Take each line of the data that contains the string "icon" and copy it.
═════ DATASET RECORDS
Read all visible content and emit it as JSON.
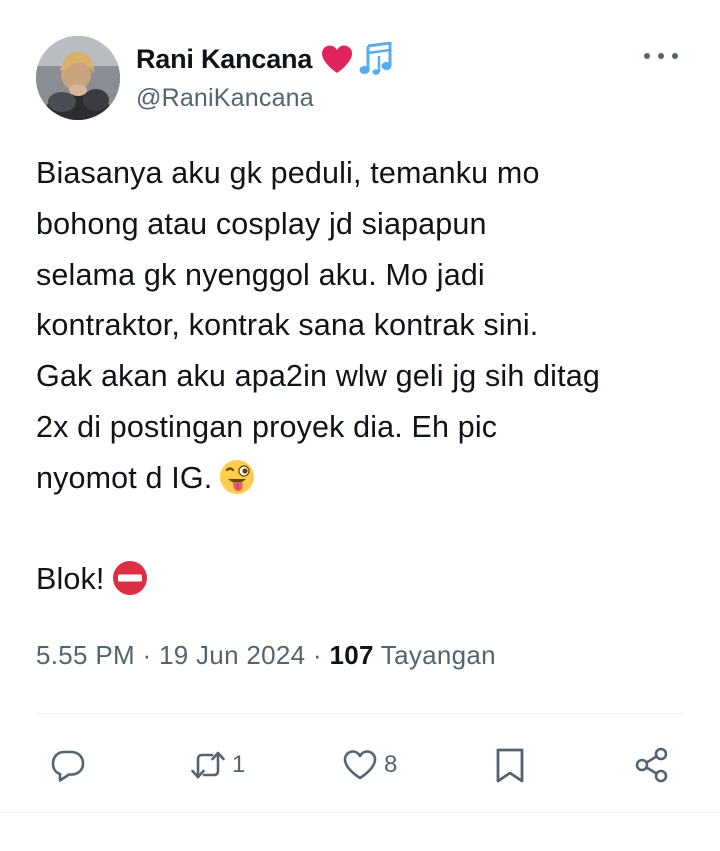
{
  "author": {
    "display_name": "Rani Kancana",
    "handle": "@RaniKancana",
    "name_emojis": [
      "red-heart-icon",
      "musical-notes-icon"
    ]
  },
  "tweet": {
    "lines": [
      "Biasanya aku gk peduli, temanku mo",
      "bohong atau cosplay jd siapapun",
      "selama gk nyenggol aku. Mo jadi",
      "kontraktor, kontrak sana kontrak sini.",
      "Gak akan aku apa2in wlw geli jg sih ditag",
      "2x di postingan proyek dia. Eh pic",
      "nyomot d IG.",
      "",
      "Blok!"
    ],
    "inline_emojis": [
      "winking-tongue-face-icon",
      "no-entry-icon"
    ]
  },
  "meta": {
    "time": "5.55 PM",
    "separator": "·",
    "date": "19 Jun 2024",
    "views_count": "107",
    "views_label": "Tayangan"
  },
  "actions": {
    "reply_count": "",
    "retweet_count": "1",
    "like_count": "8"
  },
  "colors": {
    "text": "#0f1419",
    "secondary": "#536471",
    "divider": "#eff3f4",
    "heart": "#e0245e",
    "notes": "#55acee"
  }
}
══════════
SOLUTION:
      "red-heart-icon",
      "musical-notes-icon"
      "winking-tongue-face-icon",
      "no-entry-icon"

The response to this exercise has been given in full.